Your task is to find every line in the records that holds the string "Format" and copy it.

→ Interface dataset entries
..............................
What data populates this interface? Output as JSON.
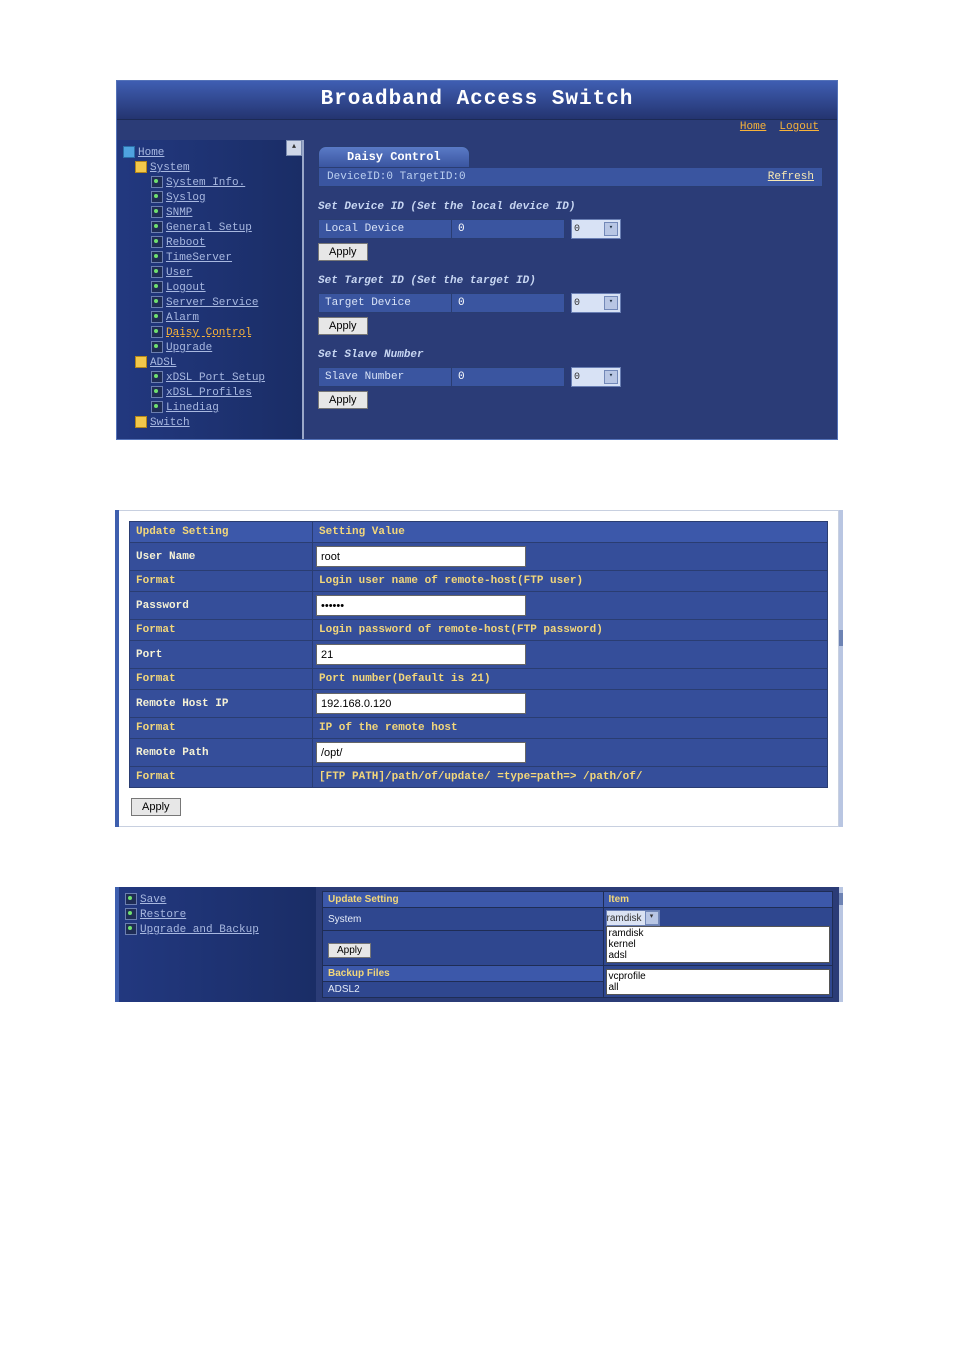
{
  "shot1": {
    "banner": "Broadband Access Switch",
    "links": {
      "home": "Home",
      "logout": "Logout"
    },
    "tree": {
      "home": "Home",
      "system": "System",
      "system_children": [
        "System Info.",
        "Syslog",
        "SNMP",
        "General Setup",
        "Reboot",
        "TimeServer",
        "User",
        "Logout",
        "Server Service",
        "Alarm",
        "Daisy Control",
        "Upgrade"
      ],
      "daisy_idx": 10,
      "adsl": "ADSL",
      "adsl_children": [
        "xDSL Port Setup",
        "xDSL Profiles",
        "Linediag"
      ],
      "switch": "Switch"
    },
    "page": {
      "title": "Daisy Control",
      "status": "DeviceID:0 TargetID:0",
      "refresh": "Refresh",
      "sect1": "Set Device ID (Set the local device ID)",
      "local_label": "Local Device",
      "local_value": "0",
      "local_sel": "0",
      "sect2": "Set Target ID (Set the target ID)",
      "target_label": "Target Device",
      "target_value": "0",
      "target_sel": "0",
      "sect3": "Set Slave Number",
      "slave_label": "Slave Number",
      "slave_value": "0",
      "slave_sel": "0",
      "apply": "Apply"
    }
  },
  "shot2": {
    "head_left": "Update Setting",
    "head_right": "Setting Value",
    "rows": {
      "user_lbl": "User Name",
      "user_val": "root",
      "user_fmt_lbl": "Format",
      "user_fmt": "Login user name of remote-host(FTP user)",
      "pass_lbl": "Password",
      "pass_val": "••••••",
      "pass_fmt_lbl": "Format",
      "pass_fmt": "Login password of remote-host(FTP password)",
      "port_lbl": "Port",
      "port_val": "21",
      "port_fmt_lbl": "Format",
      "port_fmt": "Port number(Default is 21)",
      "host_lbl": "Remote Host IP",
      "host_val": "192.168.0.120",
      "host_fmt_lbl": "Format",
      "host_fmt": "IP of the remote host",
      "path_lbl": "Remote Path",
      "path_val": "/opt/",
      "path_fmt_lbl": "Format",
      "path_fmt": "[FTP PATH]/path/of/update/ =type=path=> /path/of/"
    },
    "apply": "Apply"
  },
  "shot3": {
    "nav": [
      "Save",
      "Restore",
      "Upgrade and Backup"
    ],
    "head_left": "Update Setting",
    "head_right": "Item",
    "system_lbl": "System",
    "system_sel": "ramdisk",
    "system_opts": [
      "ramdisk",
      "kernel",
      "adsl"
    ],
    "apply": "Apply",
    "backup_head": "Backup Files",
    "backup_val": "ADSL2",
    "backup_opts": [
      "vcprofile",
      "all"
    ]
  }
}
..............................
→ SOLUTION TO THIS PROBLEM
      "user_fmt_lbl": "Format",
      "pass_fmt_lbl": "Format",
      "port_fmt_lbl": "Format",
      "host_fmt_lbl": "Format",
      "path_fmt_lbl": "Format",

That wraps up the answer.